First, learn the rules of the sport. In swimming there are four main strokes that are used in competition: freestyle, the butterfly, the breaststroke, and the backstroke. It is very important to learn the mechanics of each stroke, especially if you are planning to teach novice swimmers. If your pupils are taught how to perform these strokes improperly, they may be disqualified from competition. If you are having trouble, it's a good idea to locate the handbook for your local swimming league. There, you will find exact instructions and rules for every stroke.
The next step you'll need to take to become a swim coach is to learn proper coaching technique. There are courses in several states for anyone who is very serious about their craft. These classes are a good idea, but not a requirement. There are also several DVDs and books available that cover this subject matter. In them, you'll learn about the physical and psychological aspects of coaching, and how to use these ideas to motivate your team.

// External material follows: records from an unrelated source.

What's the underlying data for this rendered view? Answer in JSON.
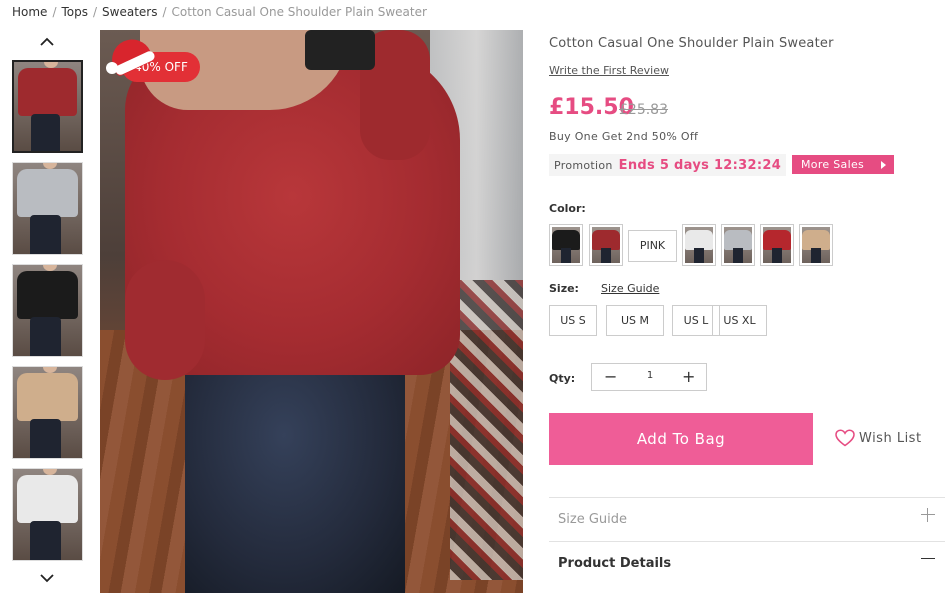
{
  "breadcrumb": {
    "items": [
      "Home",
      "Tops",
      "Sweaters"
    ],
    "current": "Cotton Casual One Shoulder Plain Sweater",
    "separator": "/"
  },
  "gallery": {
    "badge": "40% OFF",
    "thumbnail_colors": [
      "#9e2a2e",
      "#b9bcc1",
      "#1b1b1b",
      "#cfae8c",
      "#e9e9e9"
    ],
    "active_index": 0
  },
  "product": {
    "title": "Cotton Casual One Shoulder Plain Sweater",
    "review_link": "Write the First Review",
    "price": "£15.50",
    "old_price": "£25.83",
    "offer": "Buy One Get 2nd 50% Off",
    "promotion_label": "Promotion",
    "promotion_countdown": "Ends 5 days 12:32:24",
    "more_sales": "More Sales"
  },
  "color": {
    "label": "Color:",
    "text_option": "PINK",
    "swatch_colors": [
      "#1b1b1b",
      "#9e2a2e",
      "#e9e9e9",
      "#b9bcc1",
      "#b5272d",
      "#cfae8c"
    ]
  },
  "size": {
    "label": "Size:",
    "guide_link": "Size Guide",
    "options": [
      "US S",
      "US M",
      "US L",
      "US XL"
    ]
  },
  "quantity": {
    "label": "Qty:",
    "value": "1",
    "minus": "−",
    "plus": "+"
  },
  "actions": {
    "add_to_bag": "Add To Bag",
    "wish_list": "Wish List"
  },
  "accordion": [
    {
      "title": "Size Guide",
      "expanded": false,
      "color": "#999999"
    },
    {
      "title": "Product Details",
      "expanded": true,
      "color": "#333333"
    }
  ],
  "colors": {
    "accent": "#e64c82",
    "button": "#ef5d97",
    "badge": "#e23036"
  }
}
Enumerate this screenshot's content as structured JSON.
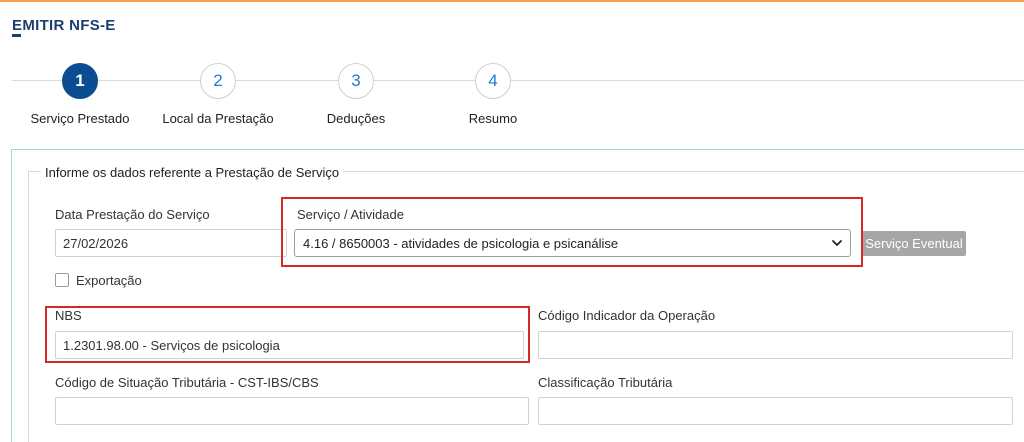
{
  "header": {
    "title_first_letter": "E",
    "title_rest": "MITIR NFS-E"
  },
  "steps": [
    {
      "number": "1",
      "label": "Serviço Prestado",
      "active": true
    },
    {
      "number": "2",
      "label": "Local da Prestação",
      "active": false
    },
    {
      "number": "3",
      "label": "Deduções",
      "active": false
    },
    {
      "number": "4",
      "label": "Resumo",
      "active": false
    }
  ],
  "form": {
    "legend": "Informe os dados referente a Prestação de Serviço",
    "data_prestacao": {
      "label": "Data Prestação do Serviço",
      "value": "27/02/2026"
    },
    "servico": {
      "label": "Serviço / Atividade",
      "selected": "4.16 / 8650003 - atividades de psicologia e psicanálise"
    },
    "servico_eventual_button": "Serviço Eventual",
    "exportacao_label": "Exportação",
    "nbs": {
      "label": "NBS",
      "value": "1.2301.98.00 - Serviços de psicologia"
    },
    "codigo_indicador": {
      "label": "Código Indicador da Operação",
      "value": ""
    },
    "cst": {
      "label": "Código de Situação Tributária - CST-IBS/CBS",
      "value": ""
    },
    "classificacao": {
      "label": "Classificação Tributária",
      "value": ""
    }
  },
  "colors": {
    "brand_blue": "#0b4d91",
    "step_number_blue": "#2678d2",
    "highlight_red": "#d62828",
    "top_accent": "#f6a04d"
  }
}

Now that you know the basics, it's time to hold your first practice. If you are concerned about this, don't be. There are also CDs, DVD, and books that deal with this subject matter. During these initial practices, keep an eye on the strengths and weaknesses of each individual swimmer. This will help you determine which event will best fit each of your students. This is also a great time to teach the kids, and yourself, about the value of patience. You'll all have to suffer through a few mistakes, and potential losses, all the while learning how to become a team.
The last part of becoming a swimming coach is to support and motivate each swimmer. It is equally important to help foster a feeling of camaraderie amongst the team. Swimming is a mainly individual sport, so many times athletes become engrossed in their own event. Encourage your individual team members to rally around each other, and cheer one another on to victory.